§ Provided entries
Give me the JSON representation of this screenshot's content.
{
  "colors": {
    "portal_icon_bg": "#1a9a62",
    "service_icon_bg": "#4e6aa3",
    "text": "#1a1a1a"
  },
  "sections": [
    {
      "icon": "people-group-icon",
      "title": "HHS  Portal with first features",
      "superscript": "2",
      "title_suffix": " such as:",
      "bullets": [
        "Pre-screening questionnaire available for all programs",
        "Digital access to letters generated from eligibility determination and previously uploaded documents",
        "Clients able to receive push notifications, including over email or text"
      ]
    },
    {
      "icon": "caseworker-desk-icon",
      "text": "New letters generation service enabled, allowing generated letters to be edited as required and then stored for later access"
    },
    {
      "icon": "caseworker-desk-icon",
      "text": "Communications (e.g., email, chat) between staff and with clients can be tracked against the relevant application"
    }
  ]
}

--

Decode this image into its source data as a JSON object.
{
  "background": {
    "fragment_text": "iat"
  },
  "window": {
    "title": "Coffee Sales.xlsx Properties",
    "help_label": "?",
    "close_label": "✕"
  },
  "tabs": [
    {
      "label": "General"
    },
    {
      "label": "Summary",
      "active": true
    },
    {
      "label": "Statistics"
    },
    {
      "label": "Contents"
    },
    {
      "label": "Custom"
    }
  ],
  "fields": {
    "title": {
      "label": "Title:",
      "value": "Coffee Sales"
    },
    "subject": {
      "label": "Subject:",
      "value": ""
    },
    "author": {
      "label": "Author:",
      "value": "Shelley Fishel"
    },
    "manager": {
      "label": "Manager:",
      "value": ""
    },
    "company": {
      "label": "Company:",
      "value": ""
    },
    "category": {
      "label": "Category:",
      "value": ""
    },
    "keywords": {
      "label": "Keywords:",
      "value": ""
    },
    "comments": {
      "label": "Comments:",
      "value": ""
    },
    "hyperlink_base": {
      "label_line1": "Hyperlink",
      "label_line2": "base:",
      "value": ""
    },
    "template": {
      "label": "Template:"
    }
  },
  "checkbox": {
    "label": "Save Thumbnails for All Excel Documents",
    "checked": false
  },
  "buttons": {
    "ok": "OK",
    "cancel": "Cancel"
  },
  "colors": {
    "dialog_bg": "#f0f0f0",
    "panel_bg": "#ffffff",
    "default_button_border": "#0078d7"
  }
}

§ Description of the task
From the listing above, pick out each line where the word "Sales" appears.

§ Response area
    "title": "Coffee Sales.xlsx Properties",
      "value": "Coffee Sales"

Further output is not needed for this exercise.